D. A. Powell: “Tarnished Angel”

This month, we bring you a poem (published in Poetry Northwest Fall-Winter 2009-10 v4.n2) that figures a complex struggle and longing. Musing on its origins, D. A. Powell writes that “Etel Adnan’s Master of the Eclipse includes a beautiful recounting of her friendship with the Iraqi poet Buland al-Haidari, who, being of Kurdish descent, had to leave Baghdad to escape persecution under the Hussein regime. ‘The earth holds nothing new for this outcast,’ he wrote from Lebanon, where he spent much of his exile. Adnan describes an evening with al-Haidari, a conversation she calls ‘The Night of the Angels.’ Describing himself as a fallen angel, al-Haidari says ‘…Only angels are real. But angels don’t last. They reproduce themselves by looking into a mirror and then they die; the reflection they see is a newly born angel…They are supreme go-betweens, like poets.’ Adnan’s recounting of al-Haidari’s spontaneous sermon on angels was one of the sources of inspiration for this poem. Also, Milton, whose ‘sonorous metal blowing martial sounds’ I was trying to echo in the prosody. …

Natasha Trethewey: “Mexico”

This month, words plucked from memory.  Natasha Trethewey writes that her poem, “Mexico,” which appears in Poetry Northwest Fall-Winter 2009-10 v4.n2, “began as an attempt to make sense of a memory that has stayed with me all these years.  As a small child on vacation with my parents, I managed to step off the pool’s edge into deep water before either of them saw what I was doing. I must have been in there only moments, but I have carried with me the image of the sunlight coming in above my head, my mother’s frantic response, and then later—as if it were part of that moment—the sound of water coming from the bathroom and the slant of light on the tiles in our hotel room.  When I began writing the poem I did not know what those images would give way to, nor that—because my mother is no longer alive—I would see in that imagery the blueprint for the loss to come.” Mexico It always comes back like this:      light streaming in, the sound of …

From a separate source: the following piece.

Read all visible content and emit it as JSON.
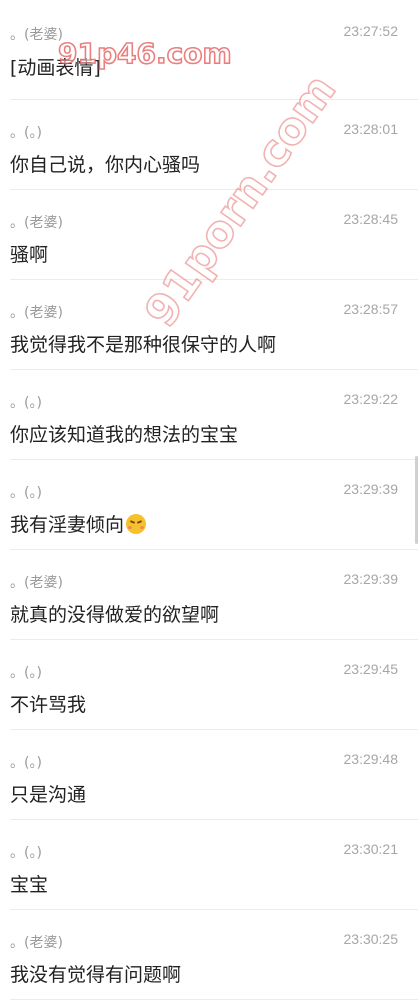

Bruce Beasley: “Year’s End Paradoxography”

For the first month of the new year, we bring you a poem by Bruce Beasley that appears in Poetry Northwest Fall-Winter 2009-10 v4.n2.  About this piece, the author writes, “I had been reading about the ancient literary collections in Latin and Greek called ‘paradoxographies,’ which were assemblages of brief notations of bizarre occurrences considered portentous, bewildering, wonderful, and strange: monstrous births, miraculous weather phenomena, astonishing reports of the barely believable but urgently interpretable events of the world.

Fall & Winter 2009-2010

David Biespiel says farewell Natasha Trethewey sits on a mule in Monterrey C. K. Williams remembers the miserable mysteries before Roe v. Wade Kenneth Fields knows “One Love” Also: Mary Jo Salter, Talvikki Ansel, Wendy Willis, W. S. Di Piero, Michael Collier, Christian Wiman, Stanley Plumly, D. A. Powell, & more Read David Biespiel’s commentary: “In your hands is my last issue as editor of this magazine…”